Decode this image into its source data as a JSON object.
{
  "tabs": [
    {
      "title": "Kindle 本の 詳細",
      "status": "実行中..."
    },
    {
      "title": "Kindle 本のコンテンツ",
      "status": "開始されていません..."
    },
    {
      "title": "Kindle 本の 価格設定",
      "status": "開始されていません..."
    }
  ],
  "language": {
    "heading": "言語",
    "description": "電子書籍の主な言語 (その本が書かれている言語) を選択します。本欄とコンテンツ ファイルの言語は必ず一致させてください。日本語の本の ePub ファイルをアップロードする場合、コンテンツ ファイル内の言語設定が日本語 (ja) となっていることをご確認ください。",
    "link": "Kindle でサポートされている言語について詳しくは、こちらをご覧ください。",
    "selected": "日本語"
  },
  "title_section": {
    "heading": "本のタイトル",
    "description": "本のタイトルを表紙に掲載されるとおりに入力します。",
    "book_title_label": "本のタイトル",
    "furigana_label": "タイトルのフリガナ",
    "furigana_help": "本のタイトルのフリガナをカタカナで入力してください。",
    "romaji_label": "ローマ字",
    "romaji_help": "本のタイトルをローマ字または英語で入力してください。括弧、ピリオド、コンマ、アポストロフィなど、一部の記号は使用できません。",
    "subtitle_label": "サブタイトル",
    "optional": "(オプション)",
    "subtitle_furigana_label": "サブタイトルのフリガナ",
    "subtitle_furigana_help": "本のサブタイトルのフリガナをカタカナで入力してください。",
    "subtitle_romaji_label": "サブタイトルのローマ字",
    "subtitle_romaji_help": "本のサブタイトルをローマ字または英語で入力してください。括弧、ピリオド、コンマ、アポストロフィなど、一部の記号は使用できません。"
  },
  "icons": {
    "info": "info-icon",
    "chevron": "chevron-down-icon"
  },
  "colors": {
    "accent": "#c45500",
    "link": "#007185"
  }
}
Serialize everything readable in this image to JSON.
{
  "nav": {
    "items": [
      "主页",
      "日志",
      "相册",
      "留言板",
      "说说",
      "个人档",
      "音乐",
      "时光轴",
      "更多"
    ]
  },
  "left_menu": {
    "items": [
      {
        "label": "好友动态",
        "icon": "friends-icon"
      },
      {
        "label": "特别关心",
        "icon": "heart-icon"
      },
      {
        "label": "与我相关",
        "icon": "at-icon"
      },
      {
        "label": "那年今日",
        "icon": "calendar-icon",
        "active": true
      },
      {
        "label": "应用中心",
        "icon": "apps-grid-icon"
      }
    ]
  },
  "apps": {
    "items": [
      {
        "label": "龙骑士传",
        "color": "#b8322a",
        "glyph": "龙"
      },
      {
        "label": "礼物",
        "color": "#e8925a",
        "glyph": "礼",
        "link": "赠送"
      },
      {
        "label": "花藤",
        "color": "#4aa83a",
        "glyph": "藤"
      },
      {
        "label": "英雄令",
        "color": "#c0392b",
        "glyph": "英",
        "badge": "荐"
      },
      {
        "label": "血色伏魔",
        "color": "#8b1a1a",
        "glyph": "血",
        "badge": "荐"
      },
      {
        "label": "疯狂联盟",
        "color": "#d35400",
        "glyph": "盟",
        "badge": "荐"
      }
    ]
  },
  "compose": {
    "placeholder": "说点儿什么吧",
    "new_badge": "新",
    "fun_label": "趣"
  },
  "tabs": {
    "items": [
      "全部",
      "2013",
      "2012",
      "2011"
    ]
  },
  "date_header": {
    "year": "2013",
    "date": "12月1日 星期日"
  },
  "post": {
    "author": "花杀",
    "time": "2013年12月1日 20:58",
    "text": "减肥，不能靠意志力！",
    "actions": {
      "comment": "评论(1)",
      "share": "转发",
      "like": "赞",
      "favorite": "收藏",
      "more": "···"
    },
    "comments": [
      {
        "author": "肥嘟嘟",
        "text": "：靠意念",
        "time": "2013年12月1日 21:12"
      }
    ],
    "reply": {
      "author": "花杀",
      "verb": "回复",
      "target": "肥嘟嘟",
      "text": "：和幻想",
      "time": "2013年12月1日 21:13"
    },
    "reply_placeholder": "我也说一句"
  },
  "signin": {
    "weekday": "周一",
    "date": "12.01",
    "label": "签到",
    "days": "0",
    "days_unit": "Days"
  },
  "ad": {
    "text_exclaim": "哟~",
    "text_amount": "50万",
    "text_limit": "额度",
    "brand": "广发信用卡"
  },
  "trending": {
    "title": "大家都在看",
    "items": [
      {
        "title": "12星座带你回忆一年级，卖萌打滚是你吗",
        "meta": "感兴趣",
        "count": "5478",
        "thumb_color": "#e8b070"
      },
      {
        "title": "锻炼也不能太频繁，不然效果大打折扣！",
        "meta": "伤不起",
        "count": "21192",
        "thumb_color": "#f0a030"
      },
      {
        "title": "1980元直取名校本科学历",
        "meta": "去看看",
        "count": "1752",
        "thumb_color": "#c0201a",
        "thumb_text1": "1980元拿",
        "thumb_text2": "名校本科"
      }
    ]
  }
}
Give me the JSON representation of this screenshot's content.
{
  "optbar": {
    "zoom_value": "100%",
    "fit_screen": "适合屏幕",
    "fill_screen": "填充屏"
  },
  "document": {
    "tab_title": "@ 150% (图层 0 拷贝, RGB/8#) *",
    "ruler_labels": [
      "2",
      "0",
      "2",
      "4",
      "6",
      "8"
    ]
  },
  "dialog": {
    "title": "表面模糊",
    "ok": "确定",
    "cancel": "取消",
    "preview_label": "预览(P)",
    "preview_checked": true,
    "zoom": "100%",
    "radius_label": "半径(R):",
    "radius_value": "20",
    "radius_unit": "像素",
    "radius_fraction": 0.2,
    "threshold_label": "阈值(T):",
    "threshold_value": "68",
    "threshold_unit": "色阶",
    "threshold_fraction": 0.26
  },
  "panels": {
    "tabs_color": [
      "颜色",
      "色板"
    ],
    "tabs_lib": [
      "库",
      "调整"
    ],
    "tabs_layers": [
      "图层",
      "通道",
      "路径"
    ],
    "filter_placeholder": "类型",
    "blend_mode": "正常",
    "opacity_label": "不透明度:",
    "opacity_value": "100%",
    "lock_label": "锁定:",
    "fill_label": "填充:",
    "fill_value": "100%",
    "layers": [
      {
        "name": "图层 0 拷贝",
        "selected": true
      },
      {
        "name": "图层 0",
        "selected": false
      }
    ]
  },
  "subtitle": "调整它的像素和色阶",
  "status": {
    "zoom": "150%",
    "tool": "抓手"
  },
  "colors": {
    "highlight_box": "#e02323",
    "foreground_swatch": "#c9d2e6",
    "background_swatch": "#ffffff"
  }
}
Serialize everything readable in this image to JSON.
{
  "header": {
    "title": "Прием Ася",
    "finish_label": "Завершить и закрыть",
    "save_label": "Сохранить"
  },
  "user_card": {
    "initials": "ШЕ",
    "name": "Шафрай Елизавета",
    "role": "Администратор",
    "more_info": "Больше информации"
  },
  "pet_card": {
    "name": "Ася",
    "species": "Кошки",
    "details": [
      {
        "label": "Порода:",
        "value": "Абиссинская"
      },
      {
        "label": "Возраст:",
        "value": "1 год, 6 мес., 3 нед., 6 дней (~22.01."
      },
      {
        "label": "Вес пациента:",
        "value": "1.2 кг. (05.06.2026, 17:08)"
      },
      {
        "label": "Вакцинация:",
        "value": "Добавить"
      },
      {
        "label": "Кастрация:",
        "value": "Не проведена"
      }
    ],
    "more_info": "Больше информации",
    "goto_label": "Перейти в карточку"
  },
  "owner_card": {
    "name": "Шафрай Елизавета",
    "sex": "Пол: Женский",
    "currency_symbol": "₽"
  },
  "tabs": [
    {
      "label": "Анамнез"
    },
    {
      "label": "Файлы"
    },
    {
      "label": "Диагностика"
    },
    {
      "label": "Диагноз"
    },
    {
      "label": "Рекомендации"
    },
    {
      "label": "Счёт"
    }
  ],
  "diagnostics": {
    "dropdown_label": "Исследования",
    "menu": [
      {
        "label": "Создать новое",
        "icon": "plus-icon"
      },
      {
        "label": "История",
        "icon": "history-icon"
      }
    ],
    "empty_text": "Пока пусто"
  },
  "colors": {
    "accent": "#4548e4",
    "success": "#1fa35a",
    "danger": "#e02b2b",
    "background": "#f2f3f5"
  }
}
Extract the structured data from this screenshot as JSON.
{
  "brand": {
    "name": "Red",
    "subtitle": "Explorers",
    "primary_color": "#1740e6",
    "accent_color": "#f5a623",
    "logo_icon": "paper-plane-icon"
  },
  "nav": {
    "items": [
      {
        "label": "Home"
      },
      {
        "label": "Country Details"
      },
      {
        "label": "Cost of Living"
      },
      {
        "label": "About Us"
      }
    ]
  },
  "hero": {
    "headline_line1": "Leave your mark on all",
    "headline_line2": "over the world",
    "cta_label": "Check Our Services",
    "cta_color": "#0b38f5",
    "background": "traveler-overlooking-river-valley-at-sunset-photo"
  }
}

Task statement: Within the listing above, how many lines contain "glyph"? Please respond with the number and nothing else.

Result of this exercise: 6